cant of

247 examples (0.04 sec)
  • And as to your cant of living single, nobody will believe you. Cited from Clarissa, Volume 1 of 9, by Samuel Richardson
  • There never, indeed, was a character that possessed less cant of any description. Cited from Pelham, by E. B. Lytton, Vol. 4
  • If it did, if people suddenly cleared their minds of this cant of money, what would happen? Cited from Love and Mr. Lewisham, by H. G. Wells
  • Lord Byron wrote more cant of this sort than any poet I know of. Cited from From Cornhill to Grand Cairo by Thackeray
  • This is the common cant of those who become critics for the sake of distinction. Cited from Lectures on Art, by Washington Allston
  • She is a true lover of nature, without pretense or cant of any kind. Cited from Girls and Women, by Harriet E. Paine (AKA: E. Chester)
  • I meant, the cant of "Now I am upon my legs." Cited from The Diary and Letters of Madam D'Arblay Volume 2
  • In comment, as his writings on the war showed, he will fall in with the cant of the times. Cited from The Art of Letters, by Robert Lynd
  • He loved men more than the mockery and cant of courts. Cited from Diane of the Green Van, by Leona Dalrymple
  • Addison was not a man on whom such cant of sensibility could make much impression. Cited from Lives of the English Poets: Prior etc.
  • Time will prove whether they are the cant of hypocrisy or the language of esteem. Cited from Memoirs of Aaron Burr, Complete, Matthew L. Davis
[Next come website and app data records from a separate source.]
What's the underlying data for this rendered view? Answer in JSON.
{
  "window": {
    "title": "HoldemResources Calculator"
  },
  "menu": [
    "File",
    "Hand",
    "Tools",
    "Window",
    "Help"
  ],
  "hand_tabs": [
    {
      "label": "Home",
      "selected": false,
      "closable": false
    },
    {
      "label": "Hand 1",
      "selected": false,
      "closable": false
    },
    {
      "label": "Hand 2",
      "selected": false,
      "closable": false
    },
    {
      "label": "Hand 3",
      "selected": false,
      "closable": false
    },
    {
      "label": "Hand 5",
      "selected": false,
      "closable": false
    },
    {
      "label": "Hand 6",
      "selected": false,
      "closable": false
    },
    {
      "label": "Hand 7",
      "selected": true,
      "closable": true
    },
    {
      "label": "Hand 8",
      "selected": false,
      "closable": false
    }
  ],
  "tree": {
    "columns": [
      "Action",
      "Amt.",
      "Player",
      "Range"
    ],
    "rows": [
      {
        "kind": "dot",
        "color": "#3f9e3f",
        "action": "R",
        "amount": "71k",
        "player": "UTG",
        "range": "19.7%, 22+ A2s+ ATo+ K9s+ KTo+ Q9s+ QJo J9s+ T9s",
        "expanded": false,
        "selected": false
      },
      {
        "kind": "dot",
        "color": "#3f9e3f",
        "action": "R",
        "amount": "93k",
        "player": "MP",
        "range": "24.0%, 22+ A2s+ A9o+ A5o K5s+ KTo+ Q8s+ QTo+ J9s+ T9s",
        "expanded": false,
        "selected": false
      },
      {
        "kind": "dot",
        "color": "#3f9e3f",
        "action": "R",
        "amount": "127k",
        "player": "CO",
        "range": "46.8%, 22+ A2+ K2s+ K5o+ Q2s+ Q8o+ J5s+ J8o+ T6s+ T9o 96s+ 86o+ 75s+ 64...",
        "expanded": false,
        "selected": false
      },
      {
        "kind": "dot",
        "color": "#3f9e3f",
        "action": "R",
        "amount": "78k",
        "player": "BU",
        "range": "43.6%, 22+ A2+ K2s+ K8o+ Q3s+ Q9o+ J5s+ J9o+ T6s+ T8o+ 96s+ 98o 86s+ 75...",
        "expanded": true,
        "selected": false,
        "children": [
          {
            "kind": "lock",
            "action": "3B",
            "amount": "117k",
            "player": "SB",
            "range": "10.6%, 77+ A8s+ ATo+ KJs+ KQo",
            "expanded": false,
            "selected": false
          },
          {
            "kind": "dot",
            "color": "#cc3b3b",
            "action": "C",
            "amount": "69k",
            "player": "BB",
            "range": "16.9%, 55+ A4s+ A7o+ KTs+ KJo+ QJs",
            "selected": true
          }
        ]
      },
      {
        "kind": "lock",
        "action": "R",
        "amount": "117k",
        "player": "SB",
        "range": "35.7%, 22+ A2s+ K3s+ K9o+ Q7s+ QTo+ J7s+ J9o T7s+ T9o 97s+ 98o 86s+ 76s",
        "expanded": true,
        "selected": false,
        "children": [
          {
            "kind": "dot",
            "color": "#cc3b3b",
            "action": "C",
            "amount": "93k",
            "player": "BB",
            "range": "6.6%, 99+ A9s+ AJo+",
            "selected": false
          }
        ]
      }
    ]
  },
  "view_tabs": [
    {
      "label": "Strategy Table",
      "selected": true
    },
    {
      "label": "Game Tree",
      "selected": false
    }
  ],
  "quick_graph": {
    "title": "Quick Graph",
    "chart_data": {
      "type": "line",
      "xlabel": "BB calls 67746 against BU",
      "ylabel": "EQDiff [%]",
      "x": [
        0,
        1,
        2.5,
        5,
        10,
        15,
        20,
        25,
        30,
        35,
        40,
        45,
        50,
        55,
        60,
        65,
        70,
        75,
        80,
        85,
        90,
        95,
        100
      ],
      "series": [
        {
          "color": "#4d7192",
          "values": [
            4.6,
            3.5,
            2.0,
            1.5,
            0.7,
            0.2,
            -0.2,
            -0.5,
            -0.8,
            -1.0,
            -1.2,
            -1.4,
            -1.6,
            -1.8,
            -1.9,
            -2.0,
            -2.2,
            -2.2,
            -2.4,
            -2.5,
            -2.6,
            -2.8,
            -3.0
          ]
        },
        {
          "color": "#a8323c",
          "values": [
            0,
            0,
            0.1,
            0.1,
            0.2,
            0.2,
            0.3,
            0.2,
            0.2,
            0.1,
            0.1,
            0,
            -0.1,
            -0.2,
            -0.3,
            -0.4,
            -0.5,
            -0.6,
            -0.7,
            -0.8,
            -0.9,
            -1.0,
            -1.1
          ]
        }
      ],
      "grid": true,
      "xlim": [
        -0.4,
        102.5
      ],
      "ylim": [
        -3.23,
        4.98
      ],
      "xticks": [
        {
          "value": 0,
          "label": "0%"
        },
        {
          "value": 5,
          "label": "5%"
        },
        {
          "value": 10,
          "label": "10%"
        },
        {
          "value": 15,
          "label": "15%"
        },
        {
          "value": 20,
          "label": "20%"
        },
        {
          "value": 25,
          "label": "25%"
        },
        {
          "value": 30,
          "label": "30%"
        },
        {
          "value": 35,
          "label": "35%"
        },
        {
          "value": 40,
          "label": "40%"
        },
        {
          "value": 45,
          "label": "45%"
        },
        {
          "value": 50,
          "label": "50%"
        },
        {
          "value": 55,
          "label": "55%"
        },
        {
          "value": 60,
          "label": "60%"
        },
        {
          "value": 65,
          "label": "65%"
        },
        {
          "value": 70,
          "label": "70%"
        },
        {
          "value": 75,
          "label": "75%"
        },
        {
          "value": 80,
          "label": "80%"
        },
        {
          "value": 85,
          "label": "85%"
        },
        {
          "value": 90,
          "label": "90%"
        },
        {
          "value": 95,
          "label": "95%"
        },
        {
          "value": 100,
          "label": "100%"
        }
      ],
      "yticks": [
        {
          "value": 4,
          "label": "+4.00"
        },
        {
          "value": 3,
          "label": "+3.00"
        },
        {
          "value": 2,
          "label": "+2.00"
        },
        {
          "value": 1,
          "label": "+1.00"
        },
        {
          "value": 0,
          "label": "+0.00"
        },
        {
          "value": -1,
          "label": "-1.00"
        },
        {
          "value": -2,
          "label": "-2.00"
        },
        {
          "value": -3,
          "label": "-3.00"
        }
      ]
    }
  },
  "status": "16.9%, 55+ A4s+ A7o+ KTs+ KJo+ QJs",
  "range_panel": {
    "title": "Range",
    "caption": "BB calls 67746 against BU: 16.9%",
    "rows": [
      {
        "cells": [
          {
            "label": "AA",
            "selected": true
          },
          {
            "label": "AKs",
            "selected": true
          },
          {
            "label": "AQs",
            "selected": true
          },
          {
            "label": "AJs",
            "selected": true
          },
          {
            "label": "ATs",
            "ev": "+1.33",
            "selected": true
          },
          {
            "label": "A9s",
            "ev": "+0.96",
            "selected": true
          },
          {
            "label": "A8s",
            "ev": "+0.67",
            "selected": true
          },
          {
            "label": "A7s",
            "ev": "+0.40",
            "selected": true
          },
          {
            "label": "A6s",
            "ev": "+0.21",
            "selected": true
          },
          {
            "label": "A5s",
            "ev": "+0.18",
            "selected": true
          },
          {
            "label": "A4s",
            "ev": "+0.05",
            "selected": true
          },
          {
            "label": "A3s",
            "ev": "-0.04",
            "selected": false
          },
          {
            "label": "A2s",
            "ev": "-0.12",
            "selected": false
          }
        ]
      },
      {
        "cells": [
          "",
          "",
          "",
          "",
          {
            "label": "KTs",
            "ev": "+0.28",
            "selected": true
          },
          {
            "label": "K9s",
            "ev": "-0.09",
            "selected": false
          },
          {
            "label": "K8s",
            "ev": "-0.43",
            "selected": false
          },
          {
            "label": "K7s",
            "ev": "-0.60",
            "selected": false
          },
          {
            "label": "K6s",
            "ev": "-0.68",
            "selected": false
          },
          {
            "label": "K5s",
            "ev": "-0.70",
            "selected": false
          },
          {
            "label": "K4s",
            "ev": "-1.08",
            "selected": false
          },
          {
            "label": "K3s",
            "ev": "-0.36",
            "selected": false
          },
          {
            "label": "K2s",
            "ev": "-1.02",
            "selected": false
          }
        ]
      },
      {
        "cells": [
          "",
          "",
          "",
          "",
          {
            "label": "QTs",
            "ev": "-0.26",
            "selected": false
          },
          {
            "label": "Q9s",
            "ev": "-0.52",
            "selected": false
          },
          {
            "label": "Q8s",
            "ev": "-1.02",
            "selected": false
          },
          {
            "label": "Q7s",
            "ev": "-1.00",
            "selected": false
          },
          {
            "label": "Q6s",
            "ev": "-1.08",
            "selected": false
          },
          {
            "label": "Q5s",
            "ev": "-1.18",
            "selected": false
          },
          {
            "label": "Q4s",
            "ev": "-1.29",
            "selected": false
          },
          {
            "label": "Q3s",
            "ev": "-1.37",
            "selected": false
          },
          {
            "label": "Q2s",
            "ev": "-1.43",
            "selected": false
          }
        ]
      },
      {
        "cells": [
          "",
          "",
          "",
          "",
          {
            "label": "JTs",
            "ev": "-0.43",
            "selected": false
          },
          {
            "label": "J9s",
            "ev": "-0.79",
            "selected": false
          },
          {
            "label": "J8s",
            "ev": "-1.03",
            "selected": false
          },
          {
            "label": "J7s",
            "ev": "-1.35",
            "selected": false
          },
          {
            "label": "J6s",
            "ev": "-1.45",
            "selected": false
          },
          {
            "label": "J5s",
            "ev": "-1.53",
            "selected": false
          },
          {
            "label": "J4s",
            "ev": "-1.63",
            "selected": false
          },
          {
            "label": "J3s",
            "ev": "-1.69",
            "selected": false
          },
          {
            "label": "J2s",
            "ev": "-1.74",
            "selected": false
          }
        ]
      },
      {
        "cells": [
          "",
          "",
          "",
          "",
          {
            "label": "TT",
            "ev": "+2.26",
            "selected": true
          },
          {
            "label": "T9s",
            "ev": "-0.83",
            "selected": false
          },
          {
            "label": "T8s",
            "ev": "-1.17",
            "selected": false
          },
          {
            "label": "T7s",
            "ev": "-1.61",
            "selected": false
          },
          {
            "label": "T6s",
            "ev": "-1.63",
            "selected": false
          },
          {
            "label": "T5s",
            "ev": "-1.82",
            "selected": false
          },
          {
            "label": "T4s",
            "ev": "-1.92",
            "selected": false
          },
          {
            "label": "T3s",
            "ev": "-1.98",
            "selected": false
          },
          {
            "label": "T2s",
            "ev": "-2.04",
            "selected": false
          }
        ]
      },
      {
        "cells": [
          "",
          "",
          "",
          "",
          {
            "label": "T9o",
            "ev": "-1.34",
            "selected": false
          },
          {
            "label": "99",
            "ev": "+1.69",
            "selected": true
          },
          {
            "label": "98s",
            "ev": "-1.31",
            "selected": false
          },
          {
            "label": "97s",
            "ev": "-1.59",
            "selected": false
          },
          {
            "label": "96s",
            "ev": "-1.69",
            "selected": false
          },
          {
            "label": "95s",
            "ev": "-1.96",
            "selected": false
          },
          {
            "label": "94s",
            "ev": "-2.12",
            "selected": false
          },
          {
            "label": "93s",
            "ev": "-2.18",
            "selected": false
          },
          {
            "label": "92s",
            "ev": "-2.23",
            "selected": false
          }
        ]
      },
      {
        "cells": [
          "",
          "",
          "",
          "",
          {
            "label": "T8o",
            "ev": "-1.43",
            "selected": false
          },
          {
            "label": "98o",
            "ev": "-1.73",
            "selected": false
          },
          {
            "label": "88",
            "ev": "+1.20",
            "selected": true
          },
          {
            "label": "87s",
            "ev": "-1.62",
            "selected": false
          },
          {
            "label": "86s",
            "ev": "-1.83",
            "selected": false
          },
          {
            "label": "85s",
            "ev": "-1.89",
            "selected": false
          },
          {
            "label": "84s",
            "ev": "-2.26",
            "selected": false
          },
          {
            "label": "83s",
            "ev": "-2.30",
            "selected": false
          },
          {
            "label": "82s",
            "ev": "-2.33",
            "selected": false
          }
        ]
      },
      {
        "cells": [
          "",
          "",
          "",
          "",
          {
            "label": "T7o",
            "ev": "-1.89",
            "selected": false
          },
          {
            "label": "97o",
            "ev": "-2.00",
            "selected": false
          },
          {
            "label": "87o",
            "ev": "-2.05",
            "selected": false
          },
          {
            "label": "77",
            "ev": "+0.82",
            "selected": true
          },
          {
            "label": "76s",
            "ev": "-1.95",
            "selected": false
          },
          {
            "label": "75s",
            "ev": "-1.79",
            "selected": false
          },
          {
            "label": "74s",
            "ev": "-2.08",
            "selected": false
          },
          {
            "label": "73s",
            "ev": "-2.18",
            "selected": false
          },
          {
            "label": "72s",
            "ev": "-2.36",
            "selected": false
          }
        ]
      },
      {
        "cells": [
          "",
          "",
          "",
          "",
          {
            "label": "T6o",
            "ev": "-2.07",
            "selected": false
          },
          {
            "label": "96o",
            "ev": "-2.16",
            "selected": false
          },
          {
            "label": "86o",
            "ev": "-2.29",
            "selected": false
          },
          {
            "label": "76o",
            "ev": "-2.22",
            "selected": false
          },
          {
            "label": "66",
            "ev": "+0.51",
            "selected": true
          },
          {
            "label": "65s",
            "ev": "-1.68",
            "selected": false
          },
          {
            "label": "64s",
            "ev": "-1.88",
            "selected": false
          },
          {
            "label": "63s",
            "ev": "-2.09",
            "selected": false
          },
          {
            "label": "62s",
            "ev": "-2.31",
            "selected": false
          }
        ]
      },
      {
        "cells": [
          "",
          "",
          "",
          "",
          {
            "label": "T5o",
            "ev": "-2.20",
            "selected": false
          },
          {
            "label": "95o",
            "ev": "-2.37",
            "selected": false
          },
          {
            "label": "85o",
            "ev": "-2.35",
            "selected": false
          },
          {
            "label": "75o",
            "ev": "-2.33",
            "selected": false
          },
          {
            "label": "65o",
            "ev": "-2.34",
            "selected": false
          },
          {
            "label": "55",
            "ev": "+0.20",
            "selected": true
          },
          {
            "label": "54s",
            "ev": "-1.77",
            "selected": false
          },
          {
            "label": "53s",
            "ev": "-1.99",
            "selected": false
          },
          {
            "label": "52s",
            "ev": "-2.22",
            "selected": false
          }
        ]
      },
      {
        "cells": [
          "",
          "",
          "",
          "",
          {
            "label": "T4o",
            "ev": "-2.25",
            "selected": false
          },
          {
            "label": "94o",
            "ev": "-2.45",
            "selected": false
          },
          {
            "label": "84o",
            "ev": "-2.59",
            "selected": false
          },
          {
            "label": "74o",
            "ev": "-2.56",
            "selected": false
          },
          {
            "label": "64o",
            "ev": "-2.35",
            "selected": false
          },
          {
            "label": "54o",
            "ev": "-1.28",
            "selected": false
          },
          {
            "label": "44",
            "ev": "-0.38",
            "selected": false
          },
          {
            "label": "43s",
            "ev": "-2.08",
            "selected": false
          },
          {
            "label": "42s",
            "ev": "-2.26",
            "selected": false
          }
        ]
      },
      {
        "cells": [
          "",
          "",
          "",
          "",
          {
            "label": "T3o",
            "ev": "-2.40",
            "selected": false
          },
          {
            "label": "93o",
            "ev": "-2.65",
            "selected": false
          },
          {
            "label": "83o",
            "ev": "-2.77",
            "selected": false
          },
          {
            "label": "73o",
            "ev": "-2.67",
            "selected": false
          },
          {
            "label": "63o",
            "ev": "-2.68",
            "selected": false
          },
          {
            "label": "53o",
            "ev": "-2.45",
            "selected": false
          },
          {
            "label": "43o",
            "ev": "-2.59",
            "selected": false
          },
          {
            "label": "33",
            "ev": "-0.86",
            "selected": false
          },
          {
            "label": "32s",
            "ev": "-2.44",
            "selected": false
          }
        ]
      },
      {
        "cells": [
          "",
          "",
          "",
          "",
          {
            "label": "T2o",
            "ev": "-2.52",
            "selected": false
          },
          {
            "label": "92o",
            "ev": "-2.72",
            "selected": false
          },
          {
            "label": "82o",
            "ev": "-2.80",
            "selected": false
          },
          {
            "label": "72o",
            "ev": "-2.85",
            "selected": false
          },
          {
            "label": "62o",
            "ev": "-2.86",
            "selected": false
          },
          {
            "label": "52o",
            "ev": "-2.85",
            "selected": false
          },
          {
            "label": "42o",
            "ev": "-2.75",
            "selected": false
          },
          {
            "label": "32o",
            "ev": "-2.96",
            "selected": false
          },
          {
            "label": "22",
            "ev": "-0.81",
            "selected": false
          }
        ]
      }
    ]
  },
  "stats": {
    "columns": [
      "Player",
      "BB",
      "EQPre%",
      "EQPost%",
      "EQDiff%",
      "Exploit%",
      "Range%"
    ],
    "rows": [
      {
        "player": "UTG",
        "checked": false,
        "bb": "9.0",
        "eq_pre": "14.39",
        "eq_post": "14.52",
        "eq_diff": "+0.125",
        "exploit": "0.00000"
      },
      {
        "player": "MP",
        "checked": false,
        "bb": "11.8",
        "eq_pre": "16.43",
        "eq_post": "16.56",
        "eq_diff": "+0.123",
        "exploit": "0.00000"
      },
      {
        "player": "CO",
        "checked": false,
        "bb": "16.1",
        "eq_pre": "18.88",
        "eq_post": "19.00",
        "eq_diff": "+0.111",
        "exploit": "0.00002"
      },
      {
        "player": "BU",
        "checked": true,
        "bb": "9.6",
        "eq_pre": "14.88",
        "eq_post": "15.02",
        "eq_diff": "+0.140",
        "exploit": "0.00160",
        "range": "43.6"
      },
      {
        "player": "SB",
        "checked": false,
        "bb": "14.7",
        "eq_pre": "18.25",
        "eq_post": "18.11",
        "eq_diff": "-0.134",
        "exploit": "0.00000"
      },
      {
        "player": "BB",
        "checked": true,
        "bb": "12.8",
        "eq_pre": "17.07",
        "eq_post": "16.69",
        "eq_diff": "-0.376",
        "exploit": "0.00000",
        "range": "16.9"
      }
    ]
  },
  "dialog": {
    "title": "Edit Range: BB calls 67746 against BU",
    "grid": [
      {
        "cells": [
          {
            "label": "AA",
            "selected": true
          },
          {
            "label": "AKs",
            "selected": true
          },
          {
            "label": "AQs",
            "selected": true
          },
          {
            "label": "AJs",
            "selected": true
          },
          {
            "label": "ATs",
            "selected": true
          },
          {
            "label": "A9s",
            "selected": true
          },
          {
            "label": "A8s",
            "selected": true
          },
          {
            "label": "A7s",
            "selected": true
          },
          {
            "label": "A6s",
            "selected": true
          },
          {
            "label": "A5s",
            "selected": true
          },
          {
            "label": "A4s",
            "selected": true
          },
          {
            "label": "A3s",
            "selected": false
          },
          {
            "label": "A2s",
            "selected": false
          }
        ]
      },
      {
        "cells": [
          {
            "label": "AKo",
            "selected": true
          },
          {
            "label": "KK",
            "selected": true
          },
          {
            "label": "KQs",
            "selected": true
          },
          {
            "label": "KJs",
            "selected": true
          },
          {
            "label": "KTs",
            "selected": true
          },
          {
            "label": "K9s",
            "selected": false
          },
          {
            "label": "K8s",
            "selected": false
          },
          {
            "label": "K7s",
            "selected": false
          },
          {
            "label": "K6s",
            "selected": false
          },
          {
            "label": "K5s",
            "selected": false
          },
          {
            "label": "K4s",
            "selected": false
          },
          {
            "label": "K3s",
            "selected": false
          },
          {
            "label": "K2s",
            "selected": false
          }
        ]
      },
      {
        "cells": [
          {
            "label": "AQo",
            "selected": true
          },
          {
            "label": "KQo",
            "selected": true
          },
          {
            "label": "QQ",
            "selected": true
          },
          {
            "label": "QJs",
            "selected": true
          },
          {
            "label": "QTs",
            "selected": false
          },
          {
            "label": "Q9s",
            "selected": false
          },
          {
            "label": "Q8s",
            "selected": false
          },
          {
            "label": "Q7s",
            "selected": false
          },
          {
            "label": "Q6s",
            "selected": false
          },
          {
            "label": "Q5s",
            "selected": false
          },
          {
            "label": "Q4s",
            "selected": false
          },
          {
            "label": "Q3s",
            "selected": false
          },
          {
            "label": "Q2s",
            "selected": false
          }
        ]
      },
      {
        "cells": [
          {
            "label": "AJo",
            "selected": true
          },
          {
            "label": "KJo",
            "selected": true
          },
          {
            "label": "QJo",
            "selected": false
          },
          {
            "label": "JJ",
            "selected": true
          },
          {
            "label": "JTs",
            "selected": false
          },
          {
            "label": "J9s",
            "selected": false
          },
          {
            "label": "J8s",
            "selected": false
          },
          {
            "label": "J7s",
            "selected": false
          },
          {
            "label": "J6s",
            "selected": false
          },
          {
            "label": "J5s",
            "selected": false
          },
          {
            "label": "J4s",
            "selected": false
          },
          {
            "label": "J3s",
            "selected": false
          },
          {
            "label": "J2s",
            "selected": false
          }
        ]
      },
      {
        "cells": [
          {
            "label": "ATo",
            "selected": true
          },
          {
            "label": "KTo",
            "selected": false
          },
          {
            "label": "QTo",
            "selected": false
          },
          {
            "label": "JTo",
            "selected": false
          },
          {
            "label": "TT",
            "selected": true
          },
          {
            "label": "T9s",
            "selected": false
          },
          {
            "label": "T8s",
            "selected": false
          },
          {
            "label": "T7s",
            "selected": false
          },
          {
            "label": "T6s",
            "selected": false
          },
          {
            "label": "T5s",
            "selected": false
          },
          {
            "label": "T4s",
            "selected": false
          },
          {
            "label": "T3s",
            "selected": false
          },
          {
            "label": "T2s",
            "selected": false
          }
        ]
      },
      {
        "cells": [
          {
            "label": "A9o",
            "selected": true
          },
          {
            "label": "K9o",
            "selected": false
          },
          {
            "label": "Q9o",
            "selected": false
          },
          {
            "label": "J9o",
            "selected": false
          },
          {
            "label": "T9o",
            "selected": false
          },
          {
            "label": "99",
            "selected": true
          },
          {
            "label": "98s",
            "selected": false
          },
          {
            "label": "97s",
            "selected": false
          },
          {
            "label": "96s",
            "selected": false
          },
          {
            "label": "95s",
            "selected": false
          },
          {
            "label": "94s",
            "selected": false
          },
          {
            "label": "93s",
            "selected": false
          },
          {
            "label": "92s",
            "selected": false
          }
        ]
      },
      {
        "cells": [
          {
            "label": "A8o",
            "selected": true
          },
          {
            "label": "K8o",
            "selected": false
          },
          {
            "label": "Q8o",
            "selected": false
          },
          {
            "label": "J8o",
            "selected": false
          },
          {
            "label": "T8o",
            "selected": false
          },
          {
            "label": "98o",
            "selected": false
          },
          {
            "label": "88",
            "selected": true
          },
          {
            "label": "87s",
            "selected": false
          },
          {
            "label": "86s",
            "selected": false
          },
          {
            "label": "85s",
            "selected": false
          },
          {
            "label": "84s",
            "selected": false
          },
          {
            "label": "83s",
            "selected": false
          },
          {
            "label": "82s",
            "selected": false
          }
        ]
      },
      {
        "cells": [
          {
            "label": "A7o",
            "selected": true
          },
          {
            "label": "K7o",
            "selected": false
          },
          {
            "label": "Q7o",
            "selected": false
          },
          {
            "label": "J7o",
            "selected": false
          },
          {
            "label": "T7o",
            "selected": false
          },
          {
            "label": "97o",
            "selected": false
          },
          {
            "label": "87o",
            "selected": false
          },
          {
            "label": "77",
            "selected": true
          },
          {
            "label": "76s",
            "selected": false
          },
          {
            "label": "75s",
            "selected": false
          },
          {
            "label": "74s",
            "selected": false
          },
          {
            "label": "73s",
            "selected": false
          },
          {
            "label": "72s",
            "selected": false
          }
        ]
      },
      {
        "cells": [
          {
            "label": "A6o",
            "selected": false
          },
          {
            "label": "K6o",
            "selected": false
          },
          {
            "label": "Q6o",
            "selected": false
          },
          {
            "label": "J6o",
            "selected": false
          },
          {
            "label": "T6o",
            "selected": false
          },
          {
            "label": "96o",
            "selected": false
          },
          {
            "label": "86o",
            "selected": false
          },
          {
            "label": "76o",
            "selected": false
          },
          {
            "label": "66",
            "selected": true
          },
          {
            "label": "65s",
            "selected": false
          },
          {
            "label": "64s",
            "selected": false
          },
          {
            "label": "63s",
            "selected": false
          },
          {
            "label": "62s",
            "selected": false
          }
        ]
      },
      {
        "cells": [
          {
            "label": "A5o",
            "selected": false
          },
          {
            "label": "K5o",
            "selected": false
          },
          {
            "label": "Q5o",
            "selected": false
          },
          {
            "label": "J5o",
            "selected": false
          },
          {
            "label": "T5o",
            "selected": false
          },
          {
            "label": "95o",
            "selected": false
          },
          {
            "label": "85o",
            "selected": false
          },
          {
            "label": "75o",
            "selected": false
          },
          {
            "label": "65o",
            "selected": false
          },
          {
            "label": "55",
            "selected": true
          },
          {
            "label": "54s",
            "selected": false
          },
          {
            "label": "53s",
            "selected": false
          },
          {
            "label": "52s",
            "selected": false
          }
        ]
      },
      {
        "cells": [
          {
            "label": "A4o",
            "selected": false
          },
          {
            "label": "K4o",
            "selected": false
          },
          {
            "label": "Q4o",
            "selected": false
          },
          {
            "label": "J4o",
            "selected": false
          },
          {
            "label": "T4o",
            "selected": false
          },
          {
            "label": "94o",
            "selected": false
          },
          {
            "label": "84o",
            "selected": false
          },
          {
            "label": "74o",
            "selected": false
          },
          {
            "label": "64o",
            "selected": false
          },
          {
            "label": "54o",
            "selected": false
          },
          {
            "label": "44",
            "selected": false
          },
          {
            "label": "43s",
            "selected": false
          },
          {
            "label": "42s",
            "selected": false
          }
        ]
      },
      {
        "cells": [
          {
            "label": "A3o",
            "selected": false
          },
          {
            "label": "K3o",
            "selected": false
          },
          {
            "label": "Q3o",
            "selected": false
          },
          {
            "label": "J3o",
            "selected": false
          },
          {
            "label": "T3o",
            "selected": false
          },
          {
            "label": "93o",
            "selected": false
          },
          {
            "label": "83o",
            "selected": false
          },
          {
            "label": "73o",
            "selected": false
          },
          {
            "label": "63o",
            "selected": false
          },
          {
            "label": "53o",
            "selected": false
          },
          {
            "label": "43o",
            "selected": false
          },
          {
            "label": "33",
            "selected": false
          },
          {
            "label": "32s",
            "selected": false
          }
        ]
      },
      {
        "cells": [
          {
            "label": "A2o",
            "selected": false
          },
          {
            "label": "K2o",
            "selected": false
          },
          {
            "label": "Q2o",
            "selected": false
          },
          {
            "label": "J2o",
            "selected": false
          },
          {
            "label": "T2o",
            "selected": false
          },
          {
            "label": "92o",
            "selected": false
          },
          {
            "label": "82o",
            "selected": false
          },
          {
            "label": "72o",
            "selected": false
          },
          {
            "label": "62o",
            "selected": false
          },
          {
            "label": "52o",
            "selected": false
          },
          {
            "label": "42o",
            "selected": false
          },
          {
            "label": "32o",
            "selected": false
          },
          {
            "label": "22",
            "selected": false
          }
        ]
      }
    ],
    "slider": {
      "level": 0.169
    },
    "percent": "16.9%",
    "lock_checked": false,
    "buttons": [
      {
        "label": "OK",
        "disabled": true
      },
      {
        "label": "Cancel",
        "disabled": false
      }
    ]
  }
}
  • Every one must feel the falsehood and cant of this. Cited from Walden, by Henry David Thoreau
  • The superb pictures in the house are a silent protest against the cant of progress. Cited from The Life of Froude, by Herbert Paul
  • He had gone through the University course with rather more than average success, and had the cant of unbounded intellectual sympathies. Cited from Elder Conklin and Other Stories, by Frank Harris
  • Owing to the cant of the track through the station, the step up into the train from the southbound platform is substantial.
  • This story is a pertinent example of the cant of Doing Good. Cited from The Quest of the Simple Life, by William J. Dawson
  • For the rest, the ordinary cant of connoisseur-ship on these matters seems in Italy even more detestable than elsewhere. Cited from At Home And Abroad, by Margaret Fuller Ossoli
  • There had been a time when the cant of such fools would have made Bunyan miserable. Cited from Encyclopaedia Britannica, 11th Edition, Volume 4, Part 4, by Various
  • You hold disgrace and miserable poverty over my head, and cant of restoration and repentance! Cited from Vanguards of the Plains, by Margaret McCarter
  • It was called, in the cant of the trade, by the name of "Spider-work." Cited from Letters and Journals, Vol. 2, by Lord Byron
  • Next »